Recorded information:

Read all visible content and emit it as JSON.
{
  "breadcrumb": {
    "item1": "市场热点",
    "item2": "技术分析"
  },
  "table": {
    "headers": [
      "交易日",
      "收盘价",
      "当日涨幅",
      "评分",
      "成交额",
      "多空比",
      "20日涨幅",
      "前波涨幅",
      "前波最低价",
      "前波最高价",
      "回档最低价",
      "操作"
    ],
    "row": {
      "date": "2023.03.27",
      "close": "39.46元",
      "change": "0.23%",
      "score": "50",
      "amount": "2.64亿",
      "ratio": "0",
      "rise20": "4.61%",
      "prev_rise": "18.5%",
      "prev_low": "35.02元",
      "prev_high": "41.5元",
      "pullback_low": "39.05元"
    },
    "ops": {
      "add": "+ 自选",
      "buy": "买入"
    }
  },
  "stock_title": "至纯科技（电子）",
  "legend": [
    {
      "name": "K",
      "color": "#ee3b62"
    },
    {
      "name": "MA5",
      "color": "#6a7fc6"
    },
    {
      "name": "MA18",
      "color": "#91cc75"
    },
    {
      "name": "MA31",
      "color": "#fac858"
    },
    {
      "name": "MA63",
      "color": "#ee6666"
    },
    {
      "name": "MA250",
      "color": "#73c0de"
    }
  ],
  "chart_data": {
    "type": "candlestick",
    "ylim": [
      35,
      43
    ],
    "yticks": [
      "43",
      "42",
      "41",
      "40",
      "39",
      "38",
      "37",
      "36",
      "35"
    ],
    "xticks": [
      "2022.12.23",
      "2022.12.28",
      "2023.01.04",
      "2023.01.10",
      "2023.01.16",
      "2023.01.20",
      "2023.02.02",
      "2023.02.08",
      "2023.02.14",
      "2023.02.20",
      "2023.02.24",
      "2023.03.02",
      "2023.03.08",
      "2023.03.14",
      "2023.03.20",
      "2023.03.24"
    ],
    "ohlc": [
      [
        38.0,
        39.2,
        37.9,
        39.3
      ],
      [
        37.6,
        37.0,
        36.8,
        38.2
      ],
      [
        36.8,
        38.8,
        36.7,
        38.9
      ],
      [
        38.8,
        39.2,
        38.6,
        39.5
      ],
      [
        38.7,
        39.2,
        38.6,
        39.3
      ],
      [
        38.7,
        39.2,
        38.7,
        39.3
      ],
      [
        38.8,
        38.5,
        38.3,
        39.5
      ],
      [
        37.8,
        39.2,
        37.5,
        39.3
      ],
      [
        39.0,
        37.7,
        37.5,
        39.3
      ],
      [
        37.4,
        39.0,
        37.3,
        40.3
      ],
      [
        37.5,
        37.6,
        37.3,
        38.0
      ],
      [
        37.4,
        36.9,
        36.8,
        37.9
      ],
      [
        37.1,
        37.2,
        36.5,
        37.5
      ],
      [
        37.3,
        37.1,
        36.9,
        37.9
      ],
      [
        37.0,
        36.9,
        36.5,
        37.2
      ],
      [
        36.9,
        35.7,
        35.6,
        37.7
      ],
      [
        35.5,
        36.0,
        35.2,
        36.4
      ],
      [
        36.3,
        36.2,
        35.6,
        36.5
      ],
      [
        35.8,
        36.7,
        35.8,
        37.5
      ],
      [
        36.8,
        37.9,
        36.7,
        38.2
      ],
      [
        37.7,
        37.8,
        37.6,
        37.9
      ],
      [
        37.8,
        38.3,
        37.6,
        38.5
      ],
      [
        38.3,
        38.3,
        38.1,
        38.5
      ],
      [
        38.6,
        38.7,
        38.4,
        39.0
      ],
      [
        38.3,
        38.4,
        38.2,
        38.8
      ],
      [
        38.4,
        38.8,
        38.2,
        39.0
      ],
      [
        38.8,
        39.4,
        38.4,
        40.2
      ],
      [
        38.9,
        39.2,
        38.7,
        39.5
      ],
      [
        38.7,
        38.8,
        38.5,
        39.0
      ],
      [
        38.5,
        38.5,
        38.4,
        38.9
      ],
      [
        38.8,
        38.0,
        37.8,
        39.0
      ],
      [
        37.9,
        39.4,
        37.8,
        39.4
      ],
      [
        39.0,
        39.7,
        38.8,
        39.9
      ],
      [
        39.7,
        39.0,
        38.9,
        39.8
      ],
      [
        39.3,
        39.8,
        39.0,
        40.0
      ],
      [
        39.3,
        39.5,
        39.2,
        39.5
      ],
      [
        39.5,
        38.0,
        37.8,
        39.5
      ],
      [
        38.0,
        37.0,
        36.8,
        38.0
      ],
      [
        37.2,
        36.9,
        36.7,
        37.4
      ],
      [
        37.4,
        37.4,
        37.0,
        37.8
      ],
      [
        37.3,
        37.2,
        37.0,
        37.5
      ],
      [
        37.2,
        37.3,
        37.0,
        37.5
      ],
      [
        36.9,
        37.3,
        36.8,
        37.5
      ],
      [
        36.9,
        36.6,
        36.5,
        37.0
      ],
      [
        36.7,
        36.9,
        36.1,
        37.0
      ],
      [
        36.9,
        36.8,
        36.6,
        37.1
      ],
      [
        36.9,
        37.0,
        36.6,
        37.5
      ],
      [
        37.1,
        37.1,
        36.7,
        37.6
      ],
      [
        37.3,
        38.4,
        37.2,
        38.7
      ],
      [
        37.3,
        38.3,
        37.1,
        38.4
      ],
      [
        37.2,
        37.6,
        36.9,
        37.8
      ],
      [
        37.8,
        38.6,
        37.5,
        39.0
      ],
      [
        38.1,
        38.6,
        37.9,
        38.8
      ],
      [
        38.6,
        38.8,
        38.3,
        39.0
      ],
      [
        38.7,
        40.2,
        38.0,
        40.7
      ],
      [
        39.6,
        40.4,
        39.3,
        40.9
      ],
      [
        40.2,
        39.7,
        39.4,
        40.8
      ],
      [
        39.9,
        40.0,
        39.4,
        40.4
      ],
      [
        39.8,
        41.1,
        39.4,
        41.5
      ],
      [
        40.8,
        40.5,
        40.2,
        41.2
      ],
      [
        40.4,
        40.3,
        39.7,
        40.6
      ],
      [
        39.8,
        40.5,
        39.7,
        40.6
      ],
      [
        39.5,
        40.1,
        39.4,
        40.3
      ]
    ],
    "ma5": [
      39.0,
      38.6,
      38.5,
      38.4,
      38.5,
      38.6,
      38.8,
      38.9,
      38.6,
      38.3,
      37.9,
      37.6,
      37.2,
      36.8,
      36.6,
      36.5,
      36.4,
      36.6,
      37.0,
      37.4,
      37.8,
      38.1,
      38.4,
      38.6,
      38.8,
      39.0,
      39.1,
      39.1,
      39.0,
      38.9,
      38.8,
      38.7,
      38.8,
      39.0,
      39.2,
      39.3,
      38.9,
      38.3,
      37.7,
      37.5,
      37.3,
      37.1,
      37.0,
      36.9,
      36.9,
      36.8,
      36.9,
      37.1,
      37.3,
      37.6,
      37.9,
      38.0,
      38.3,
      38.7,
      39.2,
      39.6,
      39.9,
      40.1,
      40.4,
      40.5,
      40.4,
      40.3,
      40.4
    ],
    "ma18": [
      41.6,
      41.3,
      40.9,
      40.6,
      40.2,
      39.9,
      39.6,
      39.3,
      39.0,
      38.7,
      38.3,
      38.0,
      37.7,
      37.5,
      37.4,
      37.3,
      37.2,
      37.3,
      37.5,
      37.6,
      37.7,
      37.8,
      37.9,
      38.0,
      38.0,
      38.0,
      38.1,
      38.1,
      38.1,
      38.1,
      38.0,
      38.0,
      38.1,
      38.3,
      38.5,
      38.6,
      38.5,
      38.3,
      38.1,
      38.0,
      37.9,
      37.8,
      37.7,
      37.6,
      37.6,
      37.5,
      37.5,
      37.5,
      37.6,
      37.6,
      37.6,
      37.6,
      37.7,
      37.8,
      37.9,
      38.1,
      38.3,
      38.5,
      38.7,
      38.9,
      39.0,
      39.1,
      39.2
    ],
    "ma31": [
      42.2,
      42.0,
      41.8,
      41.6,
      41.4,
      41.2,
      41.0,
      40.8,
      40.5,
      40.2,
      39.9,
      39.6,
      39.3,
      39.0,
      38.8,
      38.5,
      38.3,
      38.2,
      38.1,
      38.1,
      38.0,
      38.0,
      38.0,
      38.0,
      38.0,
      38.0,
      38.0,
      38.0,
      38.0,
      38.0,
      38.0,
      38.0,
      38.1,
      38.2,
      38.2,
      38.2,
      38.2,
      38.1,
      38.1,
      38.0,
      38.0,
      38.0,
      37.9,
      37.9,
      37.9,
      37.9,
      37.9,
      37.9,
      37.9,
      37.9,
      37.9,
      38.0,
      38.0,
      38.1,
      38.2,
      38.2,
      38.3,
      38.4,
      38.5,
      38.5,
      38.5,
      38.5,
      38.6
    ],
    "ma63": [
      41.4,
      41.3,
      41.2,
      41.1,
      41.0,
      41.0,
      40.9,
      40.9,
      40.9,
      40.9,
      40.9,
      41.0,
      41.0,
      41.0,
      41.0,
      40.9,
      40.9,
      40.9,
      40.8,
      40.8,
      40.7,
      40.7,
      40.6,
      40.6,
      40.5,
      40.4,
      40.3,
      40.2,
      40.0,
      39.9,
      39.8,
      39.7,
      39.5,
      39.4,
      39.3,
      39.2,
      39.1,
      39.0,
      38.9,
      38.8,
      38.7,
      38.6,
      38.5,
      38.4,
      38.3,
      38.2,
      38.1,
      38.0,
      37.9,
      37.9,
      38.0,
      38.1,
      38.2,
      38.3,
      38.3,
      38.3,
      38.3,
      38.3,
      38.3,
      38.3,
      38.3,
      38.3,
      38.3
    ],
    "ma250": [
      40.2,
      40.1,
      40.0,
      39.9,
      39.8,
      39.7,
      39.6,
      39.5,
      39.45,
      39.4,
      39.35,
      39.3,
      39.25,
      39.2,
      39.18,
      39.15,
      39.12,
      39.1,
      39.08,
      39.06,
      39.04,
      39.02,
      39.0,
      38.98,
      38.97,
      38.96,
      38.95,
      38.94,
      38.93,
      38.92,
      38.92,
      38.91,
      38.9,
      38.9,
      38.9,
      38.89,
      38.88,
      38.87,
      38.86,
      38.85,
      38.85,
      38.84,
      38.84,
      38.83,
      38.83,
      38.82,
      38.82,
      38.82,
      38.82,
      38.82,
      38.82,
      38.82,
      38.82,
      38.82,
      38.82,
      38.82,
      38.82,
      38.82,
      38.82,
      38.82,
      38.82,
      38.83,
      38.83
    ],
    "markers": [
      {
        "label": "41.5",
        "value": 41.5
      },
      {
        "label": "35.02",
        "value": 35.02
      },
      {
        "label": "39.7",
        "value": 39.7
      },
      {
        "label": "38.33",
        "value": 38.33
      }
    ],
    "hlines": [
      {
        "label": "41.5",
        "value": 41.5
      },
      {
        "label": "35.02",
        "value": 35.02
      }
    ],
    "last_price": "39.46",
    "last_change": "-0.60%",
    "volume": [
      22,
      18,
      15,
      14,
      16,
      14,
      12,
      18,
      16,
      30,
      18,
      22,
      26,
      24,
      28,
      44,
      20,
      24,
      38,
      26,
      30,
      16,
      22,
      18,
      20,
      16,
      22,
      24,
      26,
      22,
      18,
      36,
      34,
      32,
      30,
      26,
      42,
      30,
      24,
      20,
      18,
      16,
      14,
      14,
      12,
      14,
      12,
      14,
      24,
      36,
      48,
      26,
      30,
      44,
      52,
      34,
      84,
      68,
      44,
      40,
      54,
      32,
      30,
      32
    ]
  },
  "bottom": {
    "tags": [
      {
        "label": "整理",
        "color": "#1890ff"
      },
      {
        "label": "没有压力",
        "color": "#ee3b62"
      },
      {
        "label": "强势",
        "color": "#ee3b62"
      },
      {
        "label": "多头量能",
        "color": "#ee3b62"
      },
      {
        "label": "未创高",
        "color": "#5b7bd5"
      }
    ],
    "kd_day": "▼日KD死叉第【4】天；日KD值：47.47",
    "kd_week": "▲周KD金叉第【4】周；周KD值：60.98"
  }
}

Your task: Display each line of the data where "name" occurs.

Response to this task:
      "name": "K",
      "name": "MA5",
      "name": "MA18",
      "name": "MA31",
      "name": "MA63",
      "name": "MA250",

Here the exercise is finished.